Although the aggregate divorce rate amongst Americans has fallen in recent decades, there has also been a concurrent (and dramatic) increase in the number of divorces for couples over age 50. The rise of the so-called “grey divorce” has created a number of uncommon and complex issues that financial advisors are helping their clients navigate, such as splitting what can oftentimes be substantial assets, including retirement accounts. Splitting an IRA, for instance, is generally pretty straightforward, but the matter becomes far more complicated for accounts that have ongoing 72(t) distributions.
As a starting point, it’s important to understand what a 72(t) distribution is in the first place. Although IRA accounts are intended to provide retirement funds for the owner, there can be emergent situations in one’s life for which an individual might not have the necessary cash on hand. Understanding that, Congress provided for a handful of exceptions that allow an individual to access the funds in their IRA accounts prior to age 59 ½ without triggering the dreaded 10% early withdrawal penalty. One of these exceptions includes the option to elect taking "substantially equal periodic payments" from the IRA, also known as 72(t) payments.
Although there are a few IRS-approved methods to calculate the exact amount of those substantially equal periodic payments, the key component is that the individual must continue to take those distributions “without modification” for the longer of five years, or until age 59 ½. Modifications can include (among other things) changing the amount of the periodic withdrawals (other than as allowed via the RMD method), taking an additional distribution on top of the 72(t) payments, changing the balance on the IRA account via roll-ins or rollovers out of assets, or making a non-taxable transfer of a portion of the account balance. And it’s that “non-taxable transfer” rule that can cause so much confusion for divorcing couples who need to split an IRA that is subject to 72(t) distributions.
Under normal circumstances, splitting an IRA that is not subject to a 72(t) distribution schedule between a divorcing couple is simply a matter of the custodian transferring the funds specified by the divorce decree from the current owner to a (new) IRA account in the name of the ex-spouse. However, since dividing an IRA pursuant to a divorce decree is, in fact, a non-taxable transfer, it seems possible that the IRS would deem that transfer to be a “modification” for IRAs subject to 72(t) payments, thus triggering the 10% penalty… plus interest!
Fortunately, though, over the years, the IRS has issued several Private Letter Rulings (PLRs) addressing this very conundrum. These PLRs have been rather accommodating to both ex-spouses.

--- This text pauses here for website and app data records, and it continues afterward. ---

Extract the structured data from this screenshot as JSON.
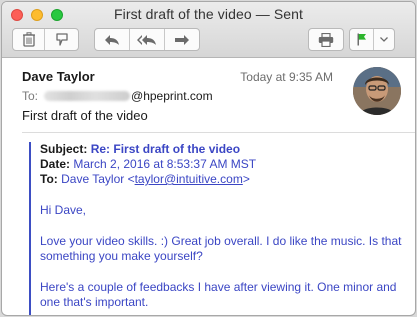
{
  "window": {
    "title": "First draft of the video — Sent"
  },
  "toolbar": {
    "buttons": [
      {
        "icon": "trash-icon"
      },
      {
        "icon": "junk-icon"
      },
      {
        "icon": "reply-icon"
      },
      {
        "icon": "reply-all-icon"
      },
      {
        "icon": "forward-icon"
      },
      {
        "icon": "print-icon"
      },
      {
        "icon": "flag-icon"
      }
    ]
  },
  "message": {
    "sender": "Dave Taylor",
    "timestamp": "Today at 9:35 AM",
    "to_label": "To:",
    "to_domain": "@hpeprint.com",
    "subject": "First draft of the video"
  },
  "quoted": {
    "subject_label": "Subject:",
    "subject_value": "Re: First draft of the video",
    "date_label": "Date:",
    "date_value": "March 2, 2016 at 8:53:37 AM MST",
    "to_label": "To:",
    "to_name": "Dave Taylor <",
    "to_email": "taylor@intuitive.com",
    "to_close": ">",
    "greeting": "Hi Dave,",
    "para1": "Love your video skills. :) Great job overall. I do like the music. Is that something you make yourself?",
    "para2": "Here's a couple of feedbacks I have after viewing it. One minor and one that's important."
  },
  "colors": {
    "accent": "#3b46c4",
    "flag": "#2cb52c"
  }
}
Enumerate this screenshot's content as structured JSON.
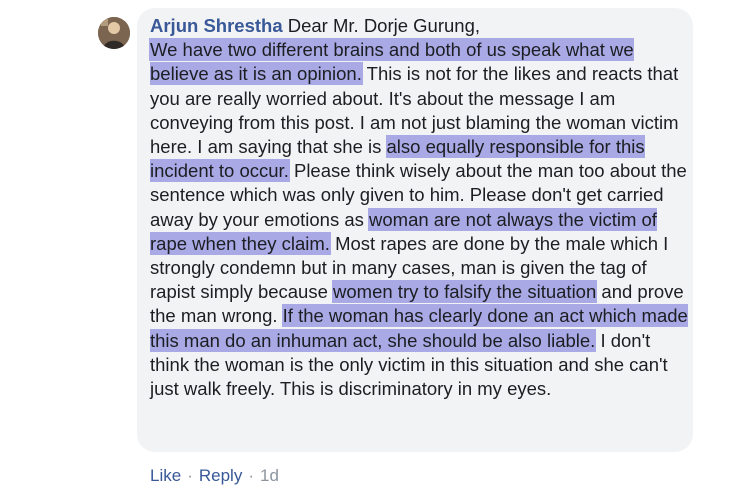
{
  "comment": {
    "author": "Arjun Shrestha",
    "segments": {
      "s0": " Dear Mr. Dorje Gurung,",
      "h1": "We have two different brains and both of us speak what we believe as it is an opinion.",
      "s1": " This is not for the likes and reacts that you are really worried about. It's about the message I am conveying from this post. I am not just blaming the woman victim here. I am saying that she is ",
      "h2": "also equally responsible for this incident to occur.",
      "s2": " Please think wisely about the man too about the sentence which was only given to him. Please don't get carried away by your emotions as ",
      "h3": "woman are not always the victim of rape when they claim.",
      "s3": " Most rapes are done by the male which I strongly condemn but in many cases, man is given the tag of rapist simply because ",
      "h4": "women try to falsify the situation",
      "s4": " and prove the man wrong. ",
      "h5": "If the woman has clearly done an act which made this man do an inhuman act, she should be also liable.",
      "s5": " I don't think the woman is the only victim in this situation and she can't just walk freely. This is discriminatory in my eyes."
    },
    "highlight_color": "#a9a9e6",
    "author_color": "#385898"
  },
  "actions": {
    "like": "Like",
    "separator": "·",
    "reply": "Reply",
    "time": "1d"
  },
  "icons": {
    "avatar": "user-avatar-photo"
  }
}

Transferor ex-spouses have been given the option to decrease future 72(t) distributions proportionally to the amount that was transferred out of the account. Meanwhile, transferee ex-spouses have not been required to continue to take 72(t) distributions, though they have been allowed to choose to do so if desired!
Ultimately, the key point is that, while divorce is a stressful event that often creates unforeseen financial hurdles for advisors and their clients to navigate the best they can (and sometimes without any formal guidance from the IRS on unclear taxation rules), there has at least been consistency (albeit on a case-by-case basis) in the rulings around the treatment of transferring the balance of an IRA that’s subject to 72(t) payments in a divorce.